How many lines in the records below contain "this"? Answer with the number alone.

Dataset rows for apps and sites
--------------------------------
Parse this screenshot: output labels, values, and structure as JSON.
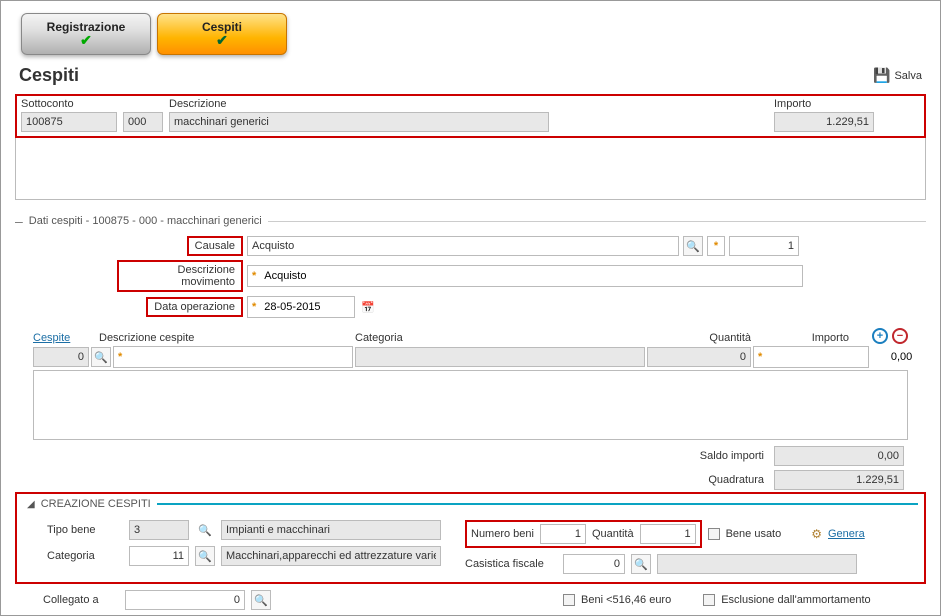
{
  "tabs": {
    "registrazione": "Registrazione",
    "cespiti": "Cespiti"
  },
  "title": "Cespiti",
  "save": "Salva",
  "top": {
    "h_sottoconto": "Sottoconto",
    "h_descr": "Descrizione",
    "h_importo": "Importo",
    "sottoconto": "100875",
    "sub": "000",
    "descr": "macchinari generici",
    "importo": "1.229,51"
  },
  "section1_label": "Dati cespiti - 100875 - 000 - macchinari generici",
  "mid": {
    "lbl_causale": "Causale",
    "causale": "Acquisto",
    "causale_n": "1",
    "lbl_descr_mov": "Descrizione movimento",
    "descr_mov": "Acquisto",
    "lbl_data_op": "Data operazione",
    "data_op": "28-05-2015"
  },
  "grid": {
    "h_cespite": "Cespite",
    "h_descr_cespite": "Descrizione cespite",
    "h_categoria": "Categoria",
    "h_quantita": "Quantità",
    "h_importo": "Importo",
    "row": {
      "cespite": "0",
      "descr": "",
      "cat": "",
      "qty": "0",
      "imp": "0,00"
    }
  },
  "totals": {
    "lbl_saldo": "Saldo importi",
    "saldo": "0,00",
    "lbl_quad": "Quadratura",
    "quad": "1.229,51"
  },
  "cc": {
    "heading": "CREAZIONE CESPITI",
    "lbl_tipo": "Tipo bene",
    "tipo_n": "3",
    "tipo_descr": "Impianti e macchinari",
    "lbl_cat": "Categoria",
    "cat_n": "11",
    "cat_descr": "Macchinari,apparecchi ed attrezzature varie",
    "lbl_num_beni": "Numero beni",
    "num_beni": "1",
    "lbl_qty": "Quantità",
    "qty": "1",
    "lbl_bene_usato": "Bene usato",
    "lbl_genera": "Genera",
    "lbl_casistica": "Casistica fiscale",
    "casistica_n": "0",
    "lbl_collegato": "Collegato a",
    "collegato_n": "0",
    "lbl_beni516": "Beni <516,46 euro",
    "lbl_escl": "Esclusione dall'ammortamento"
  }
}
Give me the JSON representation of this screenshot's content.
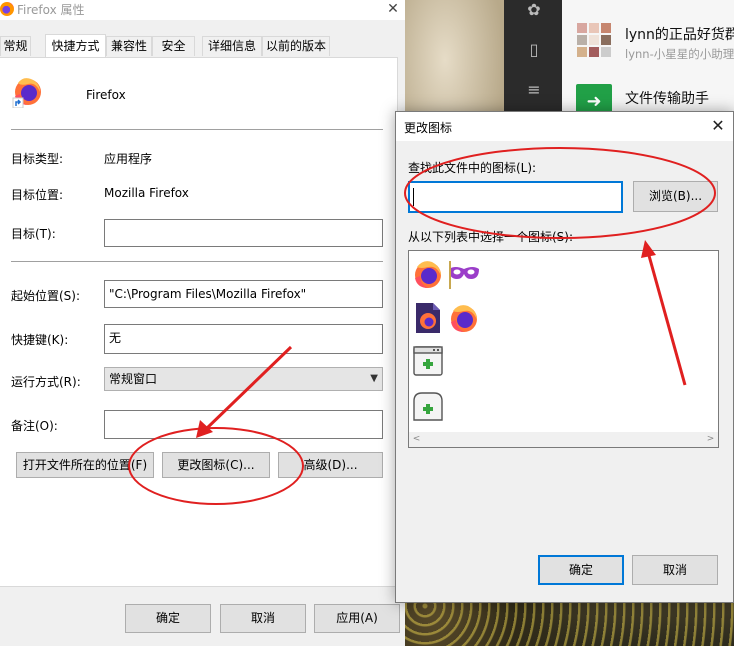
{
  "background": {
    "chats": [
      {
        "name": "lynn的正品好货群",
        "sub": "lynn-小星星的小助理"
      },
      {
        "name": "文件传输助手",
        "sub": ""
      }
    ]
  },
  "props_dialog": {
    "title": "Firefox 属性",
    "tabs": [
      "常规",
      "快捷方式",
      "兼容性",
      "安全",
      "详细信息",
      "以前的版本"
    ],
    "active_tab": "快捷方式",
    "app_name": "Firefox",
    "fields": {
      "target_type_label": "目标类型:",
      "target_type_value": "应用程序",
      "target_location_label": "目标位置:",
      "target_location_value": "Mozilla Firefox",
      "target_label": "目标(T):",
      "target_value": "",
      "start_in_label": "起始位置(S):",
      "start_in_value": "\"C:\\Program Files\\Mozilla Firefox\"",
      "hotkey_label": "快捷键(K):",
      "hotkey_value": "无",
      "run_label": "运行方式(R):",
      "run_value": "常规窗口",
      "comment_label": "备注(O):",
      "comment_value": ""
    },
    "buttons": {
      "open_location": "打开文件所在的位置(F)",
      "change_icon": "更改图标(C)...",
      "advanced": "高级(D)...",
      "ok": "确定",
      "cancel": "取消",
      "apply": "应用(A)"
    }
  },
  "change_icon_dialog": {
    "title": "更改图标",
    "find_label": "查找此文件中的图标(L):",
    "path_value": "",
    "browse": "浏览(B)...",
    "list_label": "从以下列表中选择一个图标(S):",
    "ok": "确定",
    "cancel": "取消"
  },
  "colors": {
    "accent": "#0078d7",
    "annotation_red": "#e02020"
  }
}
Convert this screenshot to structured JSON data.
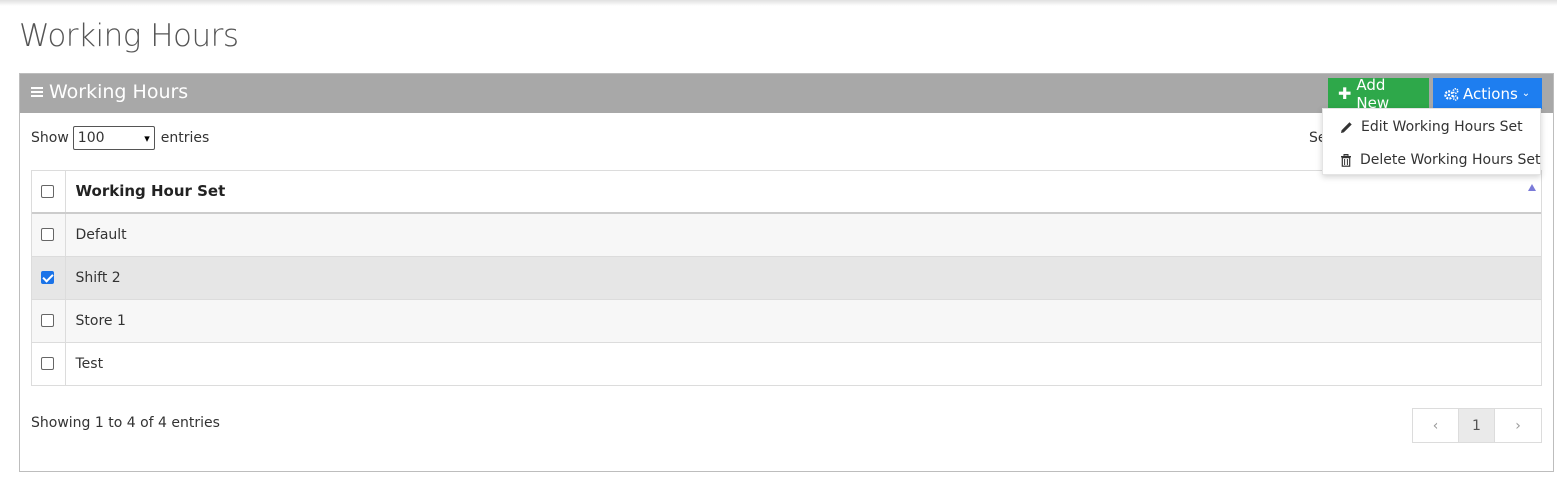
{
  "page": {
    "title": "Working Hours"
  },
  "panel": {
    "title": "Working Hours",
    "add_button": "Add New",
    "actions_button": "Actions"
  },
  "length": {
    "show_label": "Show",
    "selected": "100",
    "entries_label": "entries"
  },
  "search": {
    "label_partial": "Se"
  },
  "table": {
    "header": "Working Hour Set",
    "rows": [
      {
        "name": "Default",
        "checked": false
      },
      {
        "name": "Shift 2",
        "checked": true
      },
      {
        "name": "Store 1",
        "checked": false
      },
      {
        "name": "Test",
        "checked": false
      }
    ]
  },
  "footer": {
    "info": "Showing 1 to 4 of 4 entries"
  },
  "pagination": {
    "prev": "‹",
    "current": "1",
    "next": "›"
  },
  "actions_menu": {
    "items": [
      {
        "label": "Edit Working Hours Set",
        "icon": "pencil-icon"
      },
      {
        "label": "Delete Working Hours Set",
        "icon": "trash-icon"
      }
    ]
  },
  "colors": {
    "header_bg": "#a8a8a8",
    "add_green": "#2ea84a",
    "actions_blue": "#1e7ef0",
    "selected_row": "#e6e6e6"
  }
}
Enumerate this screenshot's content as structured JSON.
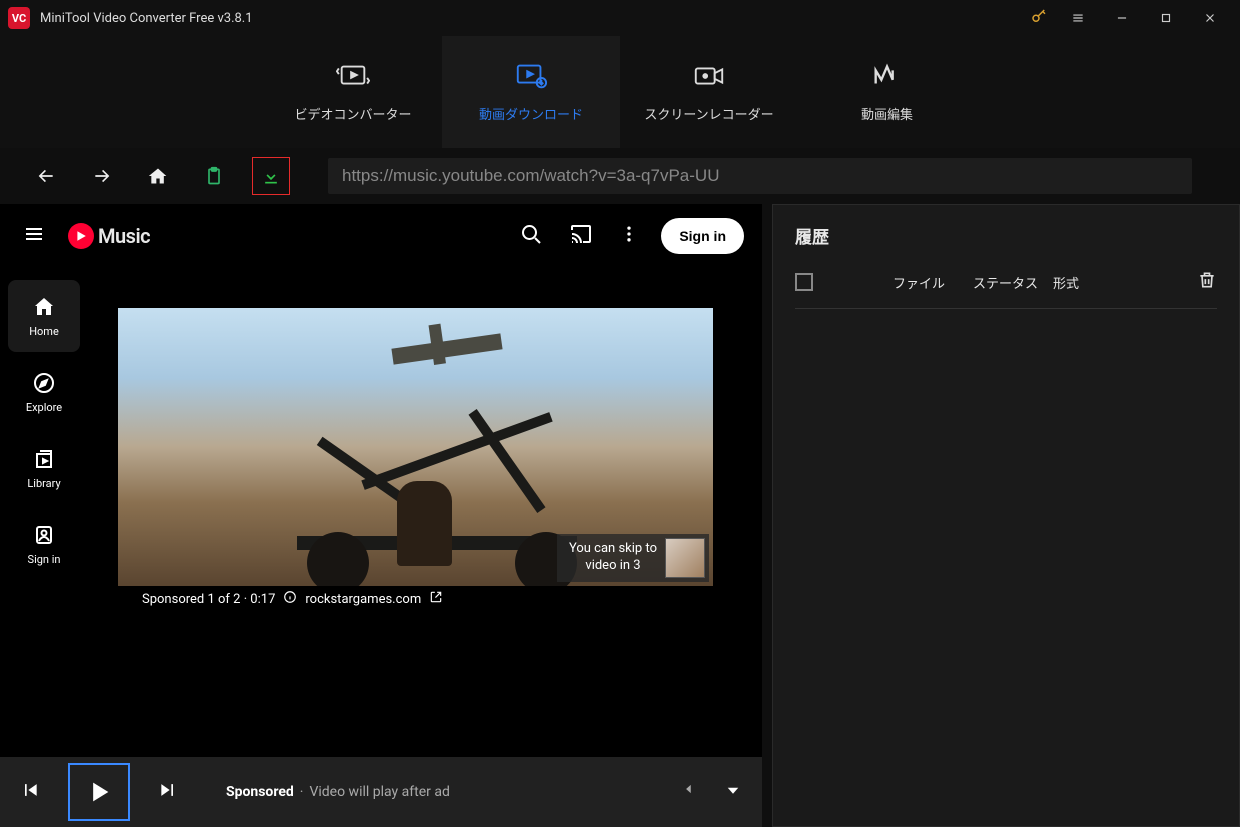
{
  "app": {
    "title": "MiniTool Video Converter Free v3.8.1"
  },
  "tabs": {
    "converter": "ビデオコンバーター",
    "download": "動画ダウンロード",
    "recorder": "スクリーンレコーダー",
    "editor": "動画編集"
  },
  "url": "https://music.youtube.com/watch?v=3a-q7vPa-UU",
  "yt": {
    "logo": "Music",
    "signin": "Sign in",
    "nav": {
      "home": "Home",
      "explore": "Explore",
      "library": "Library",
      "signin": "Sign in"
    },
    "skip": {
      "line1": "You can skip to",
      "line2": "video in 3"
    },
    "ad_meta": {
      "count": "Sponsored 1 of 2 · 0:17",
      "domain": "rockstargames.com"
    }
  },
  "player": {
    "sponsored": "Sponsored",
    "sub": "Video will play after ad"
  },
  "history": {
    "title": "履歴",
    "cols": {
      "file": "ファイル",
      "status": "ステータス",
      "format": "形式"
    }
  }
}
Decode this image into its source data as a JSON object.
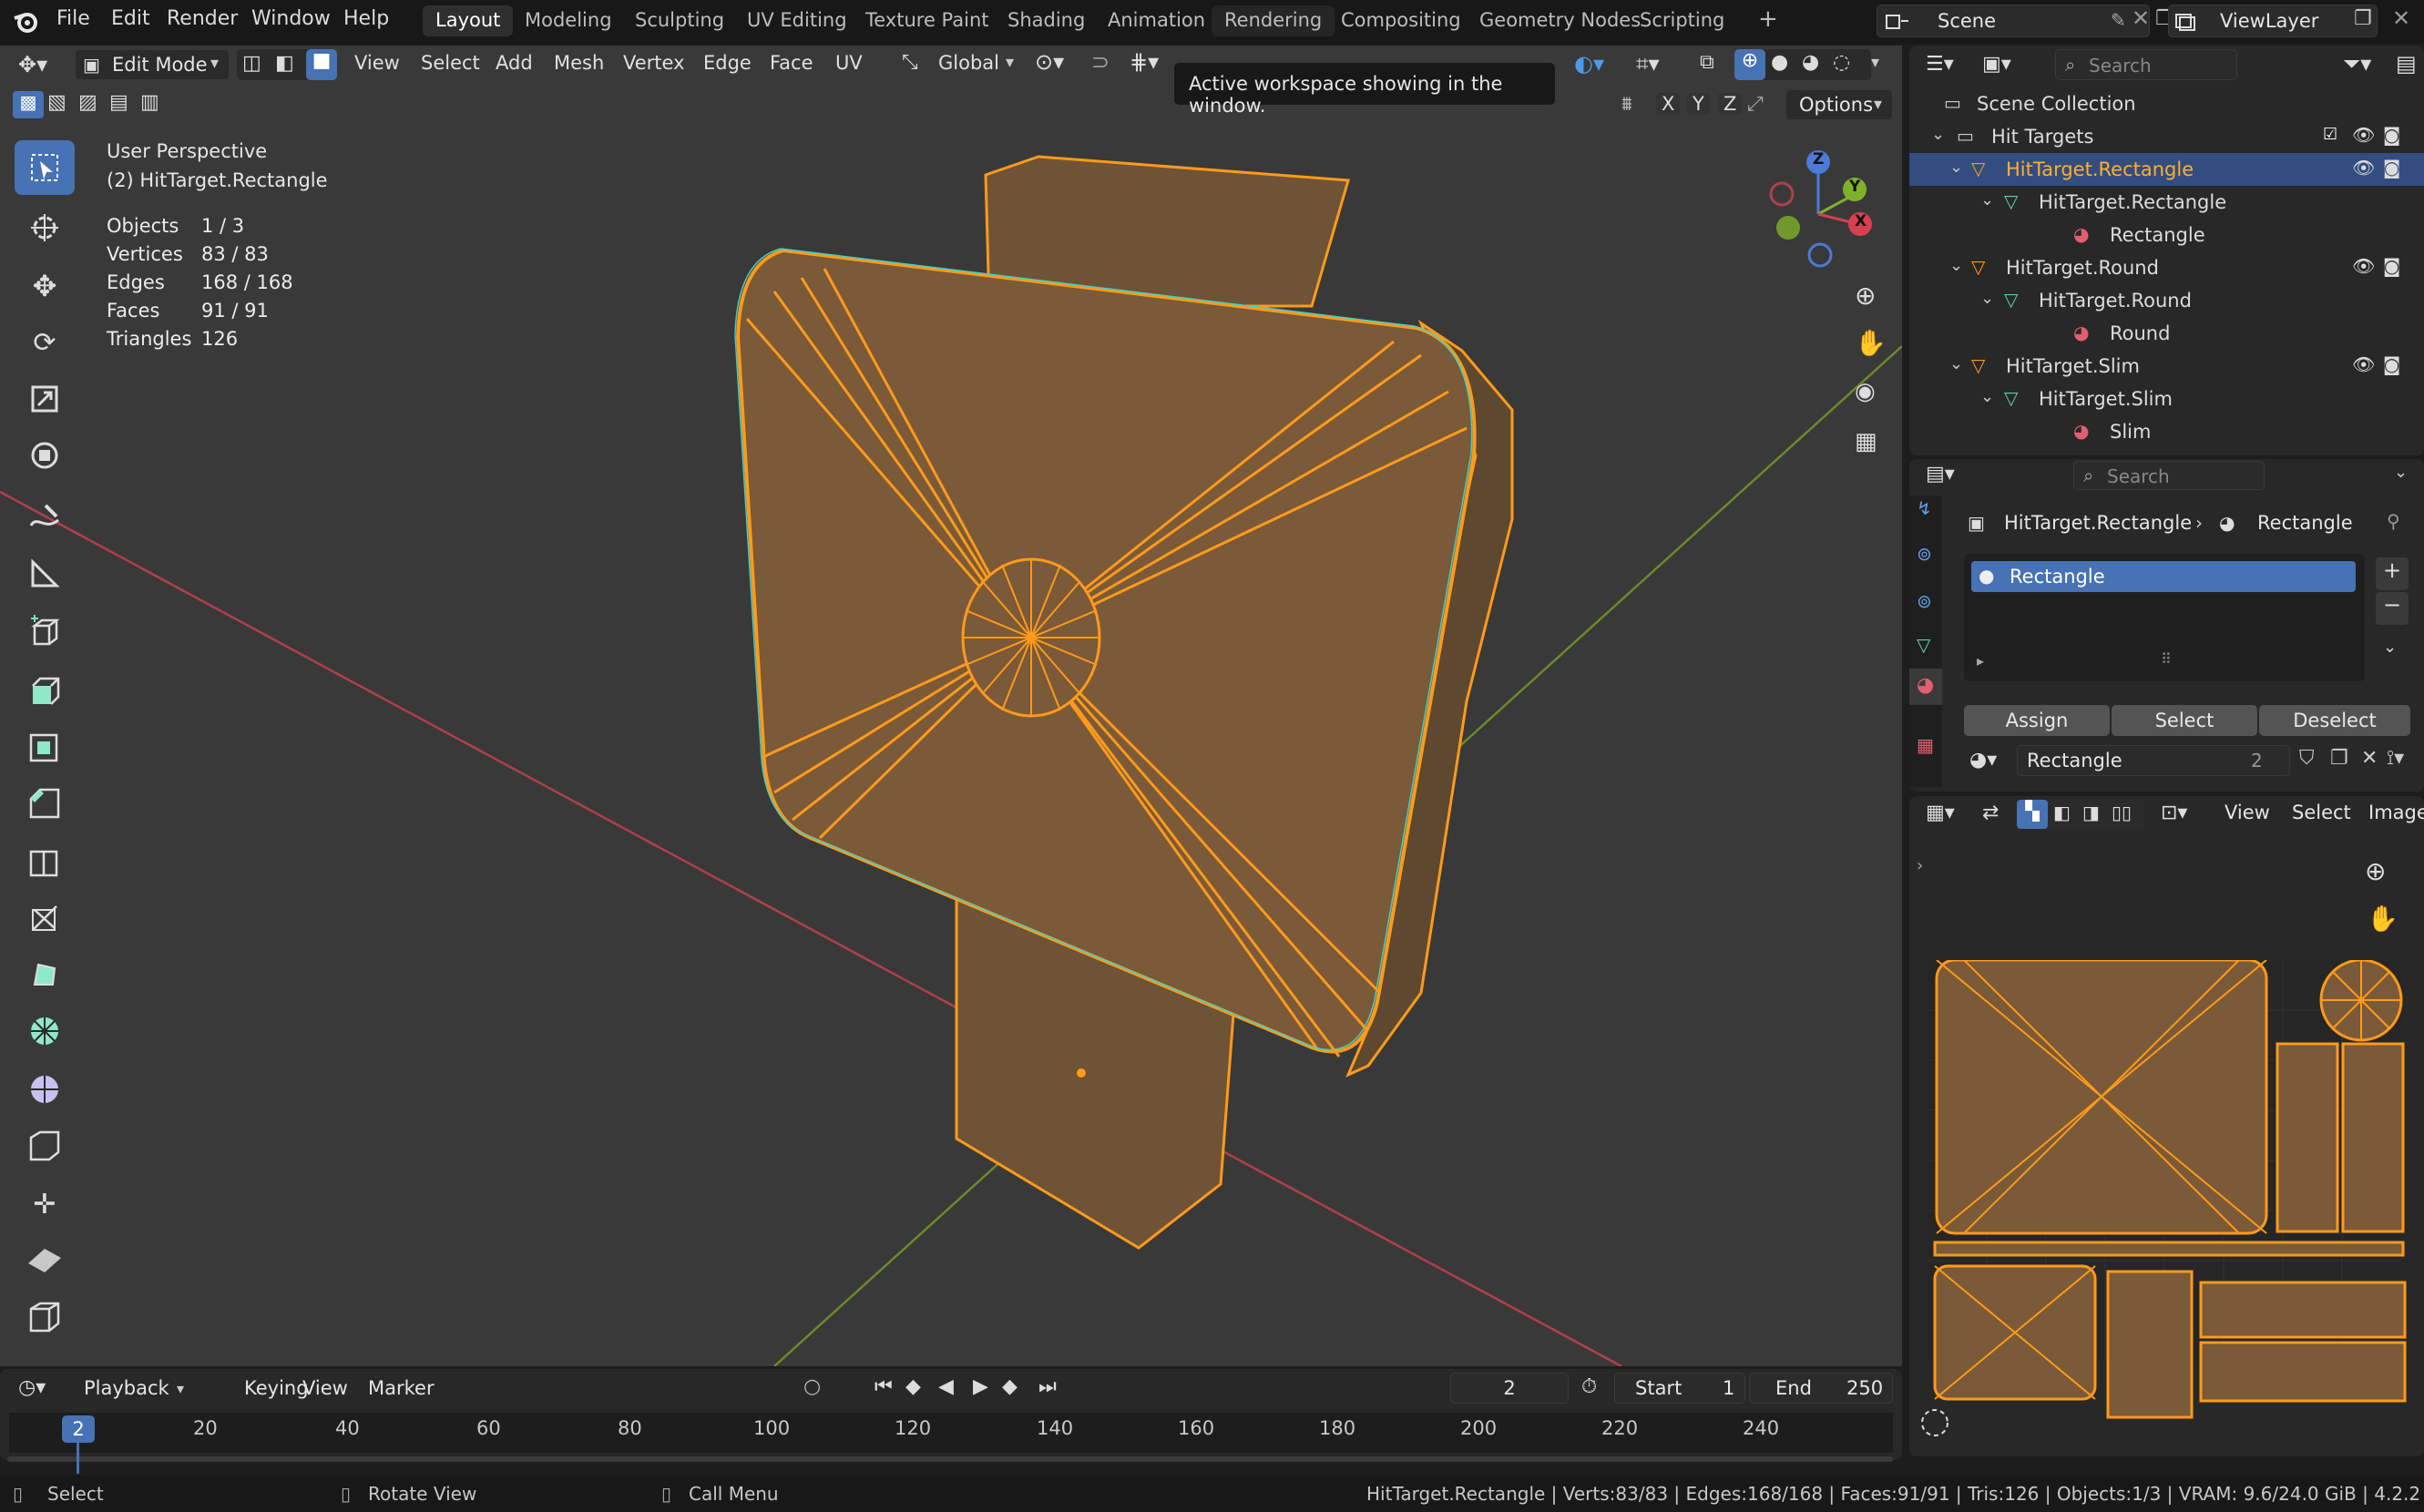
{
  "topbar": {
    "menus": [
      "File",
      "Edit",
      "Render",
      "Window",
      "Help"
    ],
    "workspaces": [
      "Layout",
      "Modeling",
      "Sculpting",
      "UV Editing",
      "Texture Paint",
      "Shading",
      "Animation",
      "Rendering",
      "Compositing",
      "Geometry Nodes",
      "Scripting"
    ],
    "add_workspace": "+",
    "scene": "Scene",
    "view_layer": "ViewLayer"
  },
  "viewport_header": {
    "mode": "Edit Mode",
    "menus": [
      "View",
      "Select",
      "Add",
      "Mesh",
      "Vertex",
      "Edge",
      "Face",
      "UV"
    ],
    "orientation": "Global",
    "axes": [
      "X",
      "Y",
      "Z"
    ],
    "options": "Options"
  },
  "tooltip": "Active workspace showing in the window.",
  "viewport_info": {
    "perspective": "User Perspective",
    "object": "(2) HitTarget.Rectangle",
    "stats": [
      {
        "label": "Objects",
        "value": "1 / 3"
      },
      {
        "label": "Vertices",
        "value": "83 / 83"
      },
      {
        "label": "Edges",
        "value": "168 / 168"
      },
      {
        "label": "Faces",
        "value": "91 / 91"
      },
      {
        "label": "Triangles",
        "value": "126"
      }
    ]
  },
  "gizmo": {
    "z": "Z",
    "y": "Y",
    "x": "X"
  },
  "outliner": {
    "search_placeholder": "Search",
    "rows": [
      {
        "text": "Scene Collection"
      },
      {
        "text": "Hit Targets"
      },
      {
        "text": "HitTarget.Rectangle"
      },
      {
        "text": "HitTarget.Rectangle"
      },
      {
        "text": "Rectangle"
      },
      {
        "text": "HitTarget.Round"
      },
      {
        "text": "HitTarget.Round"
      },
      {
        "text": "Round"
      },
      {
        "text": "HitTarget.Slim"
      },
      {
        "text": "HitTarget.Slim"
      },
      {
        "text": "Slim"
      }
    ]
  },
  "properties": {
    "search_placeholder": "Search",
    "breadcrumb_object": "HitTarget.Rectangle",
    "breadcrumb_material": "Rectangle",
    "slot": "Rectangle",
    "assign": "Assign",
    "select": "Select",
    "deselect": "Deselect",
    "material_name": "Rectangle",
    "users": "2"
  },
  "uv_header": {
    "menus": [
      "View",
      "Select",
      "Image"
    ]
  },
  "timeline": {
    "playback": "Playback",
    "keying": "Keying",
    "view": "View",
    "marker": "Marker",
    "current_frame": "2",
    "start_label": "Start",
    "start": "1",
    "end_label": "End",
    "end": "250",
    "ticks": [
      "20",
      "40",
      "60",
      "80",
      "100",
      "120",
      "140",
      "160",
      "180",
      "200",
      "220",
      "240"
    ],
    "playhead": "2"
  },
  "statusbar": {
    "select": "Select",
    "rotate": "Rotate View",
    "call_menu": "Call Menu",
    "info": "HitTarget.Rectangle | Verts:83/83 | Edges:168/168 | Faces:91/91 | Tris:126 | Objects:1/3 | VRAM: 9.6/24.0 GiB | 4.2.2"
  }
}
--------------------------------
Solved problem: 5